▶ **WORK INSTRUCTION**: Write out all the records exactly, and keep any images out.

▶ **Website and app data records**:
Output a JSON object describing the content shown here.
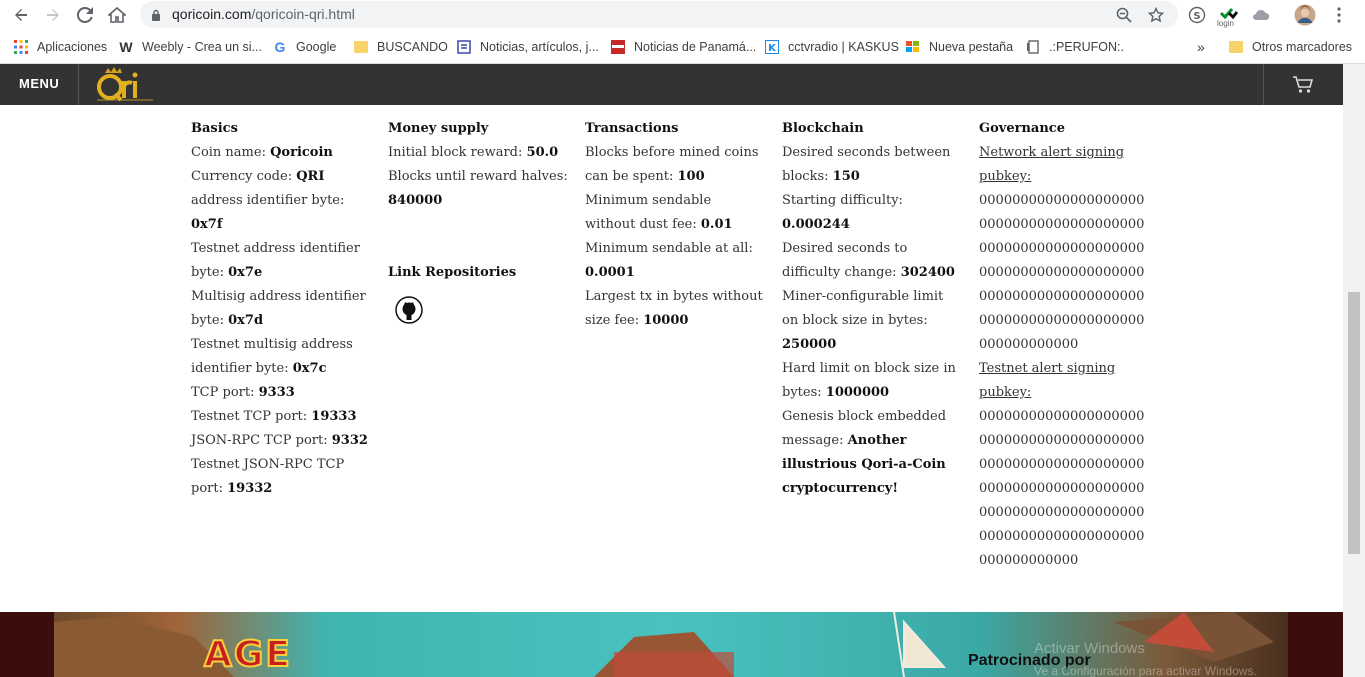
{
  "browser": {
    "url_host": "qoricoin.com",
    "url_path": "/qoricoin-qri.html",
    "ext_label": "login",
    "bookmarks": [
      {
        "label": "Aplicaciones"
      },
      {
        "label": "Weebly - Crea un si..."
      },
      {
        "label": "Google"
      },
      {
        "label": "BUSCANDO"
      },
      {
        "label": "Noticias, artículos, j..."
      },
      {
        "label": "Noticias de Panamá..."
      },
      {
        "label": "cctvradio | KASKUS"
      },
      {
        "label": "Nueva pestaña"
      },
      {
        "label": ".:PERUFON:."
      }
    ],
    "overflow": "»",
    "other_bookmarks": "Otros marcadores"
  },
  "header": {
    "menu": "MENU"
  },
  "basics": {
    "title": "Basics",
    "coin_name_label": "Coin name: ",
    "coin_name": "Qoricoin",
    "currency_label": "Currency code: ",
    "currency": "QRI",
    "addr_label": "address identifier byte: ",
    "addr": "0x7f",
    "test_addr_label": "Testnet address identifier byte: ",
    "test_addr": "0x7e",
    "multisig_label": "Multisig address identifier byte: ",
    "multisig": "0x7d",
    "test_multisig_label": "Testnet multisig address identifier byte: ",
    "test_multisig": "0x7c",
    "tcp_label": "TCP port: ",
    "tcp": "9333",
    "test_tcp_label": "Testnet TCP port: ",
    "test_tcp": "19333",
    "rpc_label": "JSON-RPC TCP port: ",
    "rpc": "9332",
    "test_rpc_label": "Testnet JSON-RPC TCP port: ",
    "test_rpc": "19332"
  },
  "money": {
    "title": "Money supply",
    "initial_label": "Initial block reward: ",
    "initial": "50.0",
    "halves_label": "Blocks until reward halves: ",
    "halves": "840000",
    "repos_title": "Link Repositories"
  },
  "transactions": {
    "title": "Transactions",
    "mined_label": "Blocks before mined coins can be spent: ",
    "mined": "100",
    "dust_label": "Minimum sendable without dust fee: ",
    "dust": "0.01",
    "min_label": "Minimum sendable at all: ",
    "min": "0.0001",
    "largest_label": "Largest tx in bytes without size fee: ",
    "largest": "10000"
  },
  "blockchain": {
    "title": "Blockchain",
    "seconds_label": "Desired seconds between blocks: ",
    "seconds": "150",
    "difficulty_label": "Starting difficulty: ",
    "difficulty": "0.000244",
    "change_label": "Desired seconds to difficulty change: ",
    "change": "302400",
    "miner_label": "Miner-configurable limit on block size in bytes: ",
    "miner": "250000",
    "hard_label": "Hard limit on block size in bytes: ",
    "hard": "1000000",
    "genesis_label": "Genesis block embedded message: ",
    "genesis": "Another illustrious Qori-a-Coin cryptocurrency!"
  },
  "governance": {
    "title": "Governance",
    "network_label": "Network alert signing pubkey:",
    "network_key": "000000000000000000000000000000000000000000000000000000000000000000000000000000000000000000000000000000000000000000000000000000000000",
    "testnet_label": "Testnet alert signing pubkey:",
    "testnet_key": "000000000000000000000000000000000000000000000000000000000000000000000000000000000000000000000000000000000000000000000000000000000000"
  },
  "banner": {
    "age": "AGE",
    "sponsor": "Patrocinado por",
    "watermark_title": "Activar Windows",
    "watermark_sub": "Ve a Configuración para activar Windows."
  }
}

▶ **RESPONSE TO THIS EXERCISE**:
Output a JSON object describing the content shown here.
{
  "browser": {
    "url_host": "qoricoin.com",
    "url_path": "/qoricoin-qri.html",
    "ext_label": "login",
    "bookmarks": [
      {
        "label": "Aplicaciones"
      },
      {
        "label": "Weebly - Crea un si..."
      },
      {
        "label": "Google"
      },
      {
        "label": "BUSCANDO"
      },
      {
        "label": "Noticias, artículos, j..."
      },
      {
        "label": "Noticias de Panamá..."
      },
      {
        "label": "cctvradio | KASKUS"
      },
      {
        "label": "Nueva pestaña"
      },
      {
        "label": ".:PERUFON:."
      }
    ],
    "overflow": "»",
    "other_bookmarks": "Otros marcadores"
  },
  "header": {
    "menu": "MENU"
  },
  "basics": {
    "title": "Basics",
    "coin_name_label": "Coin name: ",
    "coin_name": "Qoricoin",
    "currency_label": "Currency code: ",
    "currency": "QRI",
    "addr_label": "address identifier byte: ",
    "addr": "0x7f",
    "test_addr_label": "Testnet address identifier byte: ",
    "test_addr": "0x7e",
    "multisig_label": "Multisig address identifier byte: ",
    "multisig": "0x7d",
    "test_multisig_label": "Testnet multisig address identifier byte: ",
    "test_multisig": "0x7c",
    "tcp_label": "TCP port: ",
    "tcp": "9333",
    "test_tcp_label": "Testnet TCP port: ",
    "test_tcp": "19333",
    "rpc_label": "JSON-RPC TCP port: ",
    "rpc": "9332",
    "test_rpc_label": "Testnet JSON-RPC TCP port: ",
    "test_rpc": "19332"
  },
  "money": {
    "title": "Money supply",
    "initial_label": "Initial block reward: ",
    "initial": "50.0",
    "halves_label": "Blocks until reward halves: ",
    "halves": "840000",
    "repos_title": "Link Repositories"
  },
  "transactions": {
    "title": "Transactions",
    "mined_label": "Blocks before mined coins can be spent: ",
    "mined": "100",
    "dust_label": "Minimum sendable without dust fee: ",
    "dust": "0.01",
    "min_label": "Minimum sendable at all: ",
    "min": "0.0001",
    "largest_label": "Largest tx in bytes without size fee: ",
    "largest": "10000"
  },
  "blockchain": {
    "title": "Blockchain",
    "seconds_label": "Desired seconds between blocks: ",
    "seconds": "150",
    "difficulty_label": "Starting difficulty: ",
    "difficulty": "0.000244",
    "change_label": "Desired seconds to difficulty change: ",
    "change": "302400",
    "miner_label": "Miner-configurable limit on block size in bytes: ",
    "miner": "250000",
    "hard_label": "Hard limit on block size in bytes: ",
    "hard": "1000000",
    "genesis_label": "Genesis block embedded message: ",
    "genesis": "Another illustrious Qori-a-Coin cryptocurrency!"
  },
  "governance": {
    "title": "Governance",
    "network_label": "Network alert signing pubkey:",
    "network_key": "000000000000000000000000000000000000000000000000000000000000000000000000000000000000000000000000000000000000000000000000000000000000",
    "testnet_label": "Testnet alert signing pubkey:",
    "testnet_key": "000000000000000000000000000000000000000000000000000000000000000000000000000000000000000000000000000000000000000000000000000000000000"
  },
  "banner": {
    "age": "AGE",
    "sponsor": "Patrocinado por",
    "watermark_title": "Activar Windows",
    "watermark_sub": "Ve a Configuración para activar Windows."
  }
}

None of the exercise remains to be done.